Companies like Klout and Kred have already build up businesses around scoring online influence, and connecting brands with influential online communities. Today another influencer marketing platform, New York City-based Influenster, announced its relaunch with a set of new features, all aimed at connecting brands with a community of influencers to get feedback on products and encourage online reviews and updates. To date the community includes almost 180,000 trendsetters who unlock badges, build their expertise, and get scored based on their social networks and activity on the platform, and it has been used by brands including P&G, Colgate, and Palmolive.
Co-founders Elizabeth Scherle and Aydin Acar initially launched Influenster in 2010, and said they have seen the platform take off in terms of both engagement levels and the level of insight they can provide to brands. “We utilized gamification a lot to let people unlock badges that showed off their lifestyles. They get badges for different expertise in their area, and we’ve made the game more interactive and more fun,” Acar said in an interview.
Once users sign up as an “influenster” on the platform they can earn badges by doing everything from filling out surveys to connecting their social networks. Badges translate into being selected for different brand campaigns, which can include being part of a group to test out and review a new product, or receiving VoxBox, boxes filled with products sent out to users with high Influenster scores (users are scored from 1-100 based on their activity on the site). Users can earn badges in different areas of expertise, for example gaming, fashion, and beauty, which helps brands target specific subsets of users.
Brands can run custom campaigns targeted to a certain audience based on a variety of in-built badges or custom data points, with price based on the size of the group they want to target, or they can pay a set fee to be included in one fo the VoxBoxes. When running custom campaigns, brands can incentivize activities like creating YouTube videos, Tweeting, or blogging and writing reviews about their product, and reward users with free products and brand badges. The company also has a reviews section on the website, where it displays user-generated content about products ranging from Gillette Venus razors to the newest Sims game.
“What we do is run these different engagement programs with members, where they qualify for complimentary products, which they can get through having a high score, the right demographics, or our platform can run programs with eco shoppers, moms, or beauty queens badges,” Scherle said. “We’re collecting tons of data points about people, like from where they’re shopping, to how much money they’re spending to what they look for when they’re shopping for new products.”

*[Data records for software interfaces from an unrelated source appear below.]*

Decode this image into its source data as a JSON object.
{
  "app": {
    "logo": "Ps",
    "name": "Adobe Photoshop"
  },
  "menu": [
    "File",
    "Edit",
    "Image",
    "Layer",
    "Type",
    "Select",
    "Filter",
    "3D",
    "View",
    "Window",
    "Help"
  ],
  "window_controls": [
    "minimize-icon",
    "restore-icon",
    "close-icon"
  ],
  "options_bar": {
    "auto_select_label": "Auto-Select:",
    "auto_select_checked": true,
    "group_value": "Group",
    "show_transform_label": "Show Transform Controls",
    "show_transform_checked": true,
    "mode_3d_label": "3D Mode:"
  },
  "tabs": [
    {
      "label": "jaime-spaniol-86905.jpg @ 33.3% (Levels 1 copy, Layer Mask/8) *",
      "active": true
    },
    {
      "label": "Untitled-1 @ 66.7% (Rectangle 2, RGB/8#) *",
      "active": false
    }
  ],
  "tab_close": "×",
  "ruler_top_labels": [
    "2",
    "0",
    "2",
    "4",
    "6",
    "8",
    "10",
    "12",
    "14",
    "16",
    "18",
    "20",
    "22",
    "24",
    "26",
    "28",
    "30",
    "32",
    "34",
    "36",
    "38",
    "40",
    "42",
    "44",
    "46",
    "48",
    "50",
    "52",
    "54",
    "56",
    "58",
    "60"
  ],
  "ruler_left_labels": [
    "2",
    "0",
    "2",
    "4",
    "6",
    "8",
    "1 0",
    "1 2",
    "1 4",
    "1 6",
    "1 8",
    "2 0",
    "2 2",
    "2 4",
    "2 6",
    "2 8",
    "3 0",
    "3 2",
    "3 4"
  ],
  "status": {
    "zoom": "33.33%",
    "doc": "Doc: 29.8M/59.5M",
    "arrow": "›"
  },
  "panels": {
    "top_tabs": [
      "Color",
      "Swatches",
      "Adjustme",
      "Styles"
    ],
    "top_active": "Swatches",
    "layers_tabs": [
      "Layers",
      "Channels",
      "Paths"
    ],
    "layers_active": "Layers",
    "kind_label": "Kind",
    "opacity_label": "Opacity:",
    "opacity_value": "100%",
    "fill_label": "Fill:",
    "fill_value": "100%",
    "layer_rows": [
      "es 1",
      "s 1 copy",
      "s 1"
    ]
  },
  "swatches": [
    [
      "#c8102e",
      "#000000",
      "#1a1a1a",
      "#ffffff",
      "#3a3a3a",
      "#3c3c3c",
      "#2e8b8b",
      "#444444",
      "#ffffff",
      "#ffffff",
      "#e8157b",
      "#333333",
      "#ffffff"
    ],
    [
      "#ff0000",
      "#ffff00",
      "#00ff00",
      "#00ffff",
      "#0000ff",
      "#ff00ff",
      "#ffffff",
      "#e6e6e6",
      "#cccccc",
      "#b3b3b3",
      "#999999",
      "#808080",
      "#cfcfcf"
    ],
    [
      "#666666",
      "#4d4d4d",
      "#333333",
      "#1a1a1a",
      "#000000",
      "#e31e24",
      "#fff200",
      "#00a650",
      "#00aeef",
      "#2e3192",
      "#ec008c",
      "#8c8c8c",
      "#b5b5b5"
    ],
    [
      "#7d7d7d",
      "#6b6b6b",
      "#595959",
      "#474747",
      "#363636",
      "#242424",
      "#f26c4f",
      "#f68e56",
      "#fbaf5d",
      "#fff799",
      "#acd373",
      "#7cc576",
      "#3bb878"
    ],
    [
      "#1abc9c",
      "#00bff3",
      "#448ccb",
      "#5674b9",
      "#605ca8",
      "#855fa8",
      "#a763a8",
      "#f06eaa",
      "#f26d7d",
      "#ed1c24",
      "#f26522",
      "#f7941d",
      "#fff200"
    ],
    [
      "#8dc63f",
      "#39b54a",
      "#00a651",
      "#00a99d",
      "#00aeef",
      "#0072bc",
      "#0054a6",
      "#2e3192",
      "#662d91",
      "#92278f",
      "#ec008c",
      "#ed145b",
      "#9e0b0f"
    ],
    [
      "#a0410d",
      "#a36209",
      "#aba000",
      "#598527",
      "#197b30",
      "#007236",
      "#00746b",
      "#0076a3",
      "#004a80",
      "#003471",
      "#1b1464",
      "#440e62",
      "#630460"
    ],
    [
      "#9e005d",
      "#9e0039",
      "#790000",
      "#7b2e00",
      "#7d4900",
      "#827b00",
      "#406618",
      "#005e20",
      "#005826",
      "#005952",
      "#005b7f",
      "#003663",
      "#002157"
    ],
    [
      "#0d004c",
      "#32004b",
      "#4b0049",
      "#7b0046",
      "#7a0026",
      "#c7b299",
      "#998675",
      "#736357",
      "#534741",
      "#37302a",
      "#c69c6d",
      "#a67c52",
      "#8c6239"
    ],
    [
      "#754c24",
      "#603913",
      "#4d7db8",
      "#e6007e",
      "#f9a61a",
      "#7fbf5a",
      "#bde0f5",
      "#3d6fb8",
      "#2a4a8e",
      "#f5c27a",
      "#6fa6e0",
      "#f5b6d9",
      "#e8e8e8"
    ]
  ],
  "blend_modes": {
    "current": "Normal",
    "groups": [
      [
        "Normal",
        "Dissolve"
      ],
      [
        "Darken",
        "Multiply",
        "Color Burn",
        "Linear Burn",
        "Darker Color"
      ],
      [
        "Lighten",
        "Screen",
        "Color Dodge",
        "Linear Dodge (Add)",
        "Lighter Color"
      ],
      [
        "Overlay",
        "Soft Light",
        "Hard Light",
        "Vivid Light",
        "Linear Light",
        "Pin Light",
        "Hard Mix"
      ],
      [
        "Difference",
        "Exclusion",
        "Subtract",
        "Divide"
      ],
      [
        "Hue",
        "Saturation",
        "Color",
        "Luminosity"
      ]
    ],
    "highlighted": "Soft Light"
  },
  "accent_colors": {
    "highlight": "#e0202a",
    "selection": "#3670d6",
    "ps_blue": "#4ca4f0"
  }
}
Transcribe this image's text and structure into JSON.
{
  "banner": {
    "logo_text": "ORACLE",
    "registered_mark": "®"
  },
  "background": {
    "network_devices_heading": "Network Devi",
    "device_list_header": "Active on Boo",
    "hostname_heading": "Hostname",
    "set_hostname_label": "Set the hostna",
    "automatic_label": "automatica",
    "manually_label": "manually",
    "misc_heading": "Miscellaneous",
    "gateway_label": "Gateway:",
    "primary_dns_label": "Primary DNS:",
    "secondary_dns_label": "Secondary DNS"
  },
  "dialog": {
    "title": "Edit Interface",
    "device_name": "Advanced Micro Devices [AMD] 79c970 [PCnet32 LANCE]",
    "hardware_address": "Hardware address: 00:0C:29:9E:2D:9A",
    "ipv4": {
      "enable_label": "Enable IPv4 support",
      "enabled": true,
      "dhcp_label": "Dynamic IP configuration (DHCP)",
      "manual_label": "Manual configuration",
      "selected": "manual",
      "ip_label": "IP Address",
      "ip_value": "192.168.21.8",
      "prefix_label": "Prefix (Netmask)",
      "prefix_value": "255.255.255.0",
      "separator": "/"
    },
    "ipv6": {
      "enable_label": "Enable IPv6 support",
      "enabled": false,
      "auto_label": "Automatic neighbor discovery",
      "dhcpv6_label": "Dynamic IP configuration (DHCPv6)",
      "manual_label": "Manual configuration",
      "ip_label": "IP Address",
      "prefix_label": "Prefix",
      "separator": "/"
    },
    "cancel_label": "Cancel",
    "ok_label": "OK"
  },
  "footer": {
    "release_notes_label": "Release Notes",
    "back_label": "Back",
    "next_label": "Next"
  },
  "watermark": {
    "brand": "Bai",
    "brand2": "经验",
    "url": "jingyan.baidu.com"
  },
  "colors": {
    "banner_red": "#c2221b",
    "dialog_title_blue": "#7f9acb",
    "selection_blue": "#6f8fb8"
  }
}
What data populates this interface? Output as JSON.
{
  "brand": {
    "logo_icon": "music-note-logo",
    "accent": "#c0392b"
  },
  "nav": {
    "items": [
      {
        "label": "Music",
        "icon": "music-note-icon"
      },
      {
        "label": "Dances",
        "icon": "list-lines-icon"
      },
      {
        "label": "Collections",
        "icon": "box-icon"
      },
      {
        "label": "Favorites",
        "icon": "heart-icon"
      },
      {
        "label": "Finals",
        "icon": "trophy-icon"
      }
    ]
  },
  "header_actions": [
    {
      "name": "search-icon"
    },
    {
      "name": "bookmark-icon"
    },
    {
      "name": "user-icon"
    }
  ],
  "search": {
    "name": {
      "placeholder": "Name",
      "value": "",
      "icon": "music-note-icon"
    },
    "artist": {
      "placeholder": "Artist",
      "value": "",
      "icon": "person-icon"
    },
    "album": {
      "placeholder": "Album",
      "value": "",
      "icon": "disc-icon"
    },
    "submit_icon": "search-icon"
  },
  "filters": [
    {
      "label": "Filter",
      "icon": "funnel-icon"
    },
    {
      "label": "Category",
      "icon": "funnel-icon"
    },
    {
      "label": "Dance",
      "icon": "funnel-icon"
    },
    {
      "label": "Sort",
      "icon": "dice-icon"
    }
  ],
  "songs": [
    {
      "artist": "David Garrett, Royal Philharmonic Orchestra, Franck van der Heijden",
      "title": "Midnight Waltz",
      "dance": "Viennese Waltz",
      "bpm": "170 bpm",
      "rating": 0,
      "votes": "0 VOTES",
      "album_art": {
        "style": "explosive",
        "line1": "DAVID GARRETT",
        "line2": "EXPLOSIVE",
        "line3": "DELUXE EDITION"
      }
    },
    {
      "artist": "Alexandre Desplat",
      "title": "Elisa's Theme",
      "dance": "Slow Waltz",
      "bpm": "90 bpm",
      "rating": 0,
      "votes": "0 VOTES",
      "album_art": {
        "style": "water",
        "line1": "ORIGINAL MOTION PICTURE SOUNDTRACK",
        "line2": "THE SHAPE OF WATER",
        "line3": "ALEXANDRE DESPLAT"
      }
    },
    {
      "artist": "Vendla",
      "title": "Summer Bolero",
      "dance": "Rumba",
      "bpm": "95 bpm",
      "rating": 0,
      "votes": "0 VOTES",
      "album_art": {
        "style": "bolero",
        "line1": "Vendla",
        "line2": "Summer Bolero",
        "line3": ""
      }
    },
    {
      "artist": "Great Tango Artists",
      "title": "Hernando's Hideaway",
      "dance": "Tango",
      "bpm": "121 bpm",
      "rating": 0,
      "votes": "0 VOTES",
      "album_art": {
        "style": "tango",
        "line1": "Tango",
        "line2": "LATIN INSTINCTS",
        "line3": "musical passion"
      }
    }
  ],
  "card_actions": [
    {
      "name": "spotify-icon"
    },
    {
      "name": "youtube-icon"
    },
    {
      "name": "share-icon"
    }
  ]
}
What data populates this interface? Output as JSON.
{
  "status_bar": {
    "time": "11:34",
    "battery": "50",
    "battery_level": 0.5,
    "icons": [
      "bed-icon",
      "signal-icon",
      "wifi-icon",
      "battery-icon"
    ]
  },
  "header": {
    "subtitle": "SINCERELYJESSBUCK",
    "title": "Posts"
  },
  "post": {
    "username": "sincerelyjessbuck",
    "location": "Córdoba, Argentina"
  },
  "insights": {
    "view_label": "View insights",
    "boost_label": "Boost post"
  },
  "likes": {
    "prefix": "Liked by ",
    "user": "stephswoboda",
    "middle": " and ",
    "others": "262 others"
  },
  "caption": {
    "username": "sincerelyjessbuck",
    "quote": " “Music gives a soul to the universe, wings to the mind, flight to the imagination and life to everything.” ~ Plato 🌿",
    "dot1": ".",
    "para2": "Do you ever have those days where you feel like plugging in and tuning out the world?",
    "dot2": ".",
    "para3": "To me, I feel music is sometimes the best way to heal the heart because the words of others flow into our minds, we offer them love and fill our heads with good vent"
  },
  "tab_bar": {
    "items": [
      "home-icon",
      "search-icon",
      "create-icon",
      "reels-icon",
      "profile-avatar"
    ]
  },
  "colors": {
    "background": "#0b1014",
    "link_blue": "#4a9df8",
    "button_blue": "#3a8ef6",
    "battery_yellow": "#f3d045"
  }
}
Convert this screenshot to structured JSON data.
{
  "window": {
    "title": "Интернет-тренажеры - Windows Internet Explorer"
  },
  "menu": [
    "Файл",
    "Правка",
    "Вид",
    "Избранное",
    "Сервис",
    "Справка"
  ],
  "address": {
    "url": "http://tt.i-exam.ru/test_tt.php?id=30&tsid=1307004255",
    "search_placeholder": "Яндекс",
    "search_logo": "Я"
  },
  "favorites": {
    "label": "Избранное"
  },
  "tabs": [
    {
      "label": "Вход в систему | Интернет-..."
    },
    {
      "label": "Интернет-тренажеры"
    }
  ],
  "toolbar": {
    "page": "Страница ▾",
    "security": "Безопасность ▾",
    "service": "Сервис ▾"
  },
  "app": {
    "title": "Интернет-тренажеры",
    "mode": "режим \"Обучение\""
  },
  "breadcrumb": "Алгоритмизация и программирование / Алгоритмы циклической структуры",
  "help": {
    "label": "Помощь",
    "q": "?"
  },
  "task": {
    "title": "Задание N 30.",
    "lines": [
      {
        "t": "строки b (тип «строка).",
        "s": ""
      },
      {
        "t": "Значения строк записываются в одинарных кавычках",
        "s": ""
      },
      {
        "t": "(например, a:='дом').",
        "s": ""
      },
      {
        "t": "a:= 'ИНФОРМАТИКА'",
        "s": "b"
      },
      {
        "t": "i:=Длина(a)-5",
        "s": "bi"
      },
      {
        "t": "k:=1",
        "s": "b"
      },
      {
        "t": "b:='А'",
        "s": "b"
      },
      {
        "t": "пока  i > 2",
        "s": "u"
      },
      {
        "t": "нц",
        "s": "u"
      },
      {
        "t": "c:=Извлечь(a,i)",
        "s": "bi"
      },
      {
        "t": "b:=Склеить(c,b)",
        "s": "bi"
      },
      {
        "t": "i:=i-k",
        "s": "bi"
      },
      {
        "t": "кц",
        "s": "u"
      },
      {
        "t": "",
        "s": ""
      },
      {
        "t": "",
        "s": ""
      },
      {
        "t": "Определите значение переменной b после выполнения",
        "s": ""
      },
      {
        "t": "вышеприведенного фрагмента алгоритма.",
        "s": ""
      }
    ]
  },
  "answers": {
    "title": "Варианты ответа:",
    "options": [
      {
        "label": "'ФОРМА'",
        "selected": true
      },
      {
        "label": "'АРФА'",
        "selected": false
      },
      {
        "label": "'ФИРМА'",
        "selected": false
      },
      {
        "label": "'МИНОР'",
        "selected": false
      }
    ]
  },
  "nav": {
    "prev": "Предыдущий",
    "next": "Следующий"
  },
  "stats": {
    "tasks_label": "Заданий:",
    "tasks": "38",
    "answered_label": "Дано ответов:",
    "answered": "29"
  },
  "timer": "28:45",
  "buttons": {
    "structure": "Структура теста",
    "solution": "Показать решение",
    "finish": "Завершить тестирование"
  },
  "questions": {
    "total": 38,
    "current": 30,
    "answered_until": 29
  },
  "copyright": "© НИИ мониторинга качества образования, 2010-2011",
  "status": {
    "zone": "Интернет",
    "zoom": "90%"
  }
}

Influencer targeting is something many companies are trying to get a handle on, and platforms are increasingly competing to be the most valuable to brands. BetaKit recently covered LittleBird, which lets companies search any topic and see who the most trusted influencers are within that community. For companies who want to not only identify influencers but engage with them, there’s influencer scoring platforms Klout and Kred, which have campaign tools for brands who want to give discounts, products and other rewards to influencers on any topic. Those platforms encourage users to share reactions with their social networks, while Influenster is unique in that it’s positioned more as a market research platform, where brands can test new products and run surveys.
Acar believes that Influenster is different because users are self-selecting what they’re interested in, for example trying to earn the beauty badge, as opposed to being influential because they tweeted about a beauty product once. “We collect a lot of self-reported data, like where they shop and being able to select badges where they’re most influential. So this is not secondary data that we’re guessing, like these people tweeted about bacon once, so they must like bacon,” Acar added.
Next up the founders said they’ll be releasing a mobile app. Influenster’s platform is trying to be a testing ground for brands looking for initial feedback on products, and for a way to generate rave reviews in time for a product launch. But with users getting product in exchange for reviews, it brings up whether reviews can truly be taken at face value. And for users that have seen themselves scored on Klout, Kred, and a number of other online influence scoring tools, the question remains whether users and brands need another platform to showcase and leverage influence.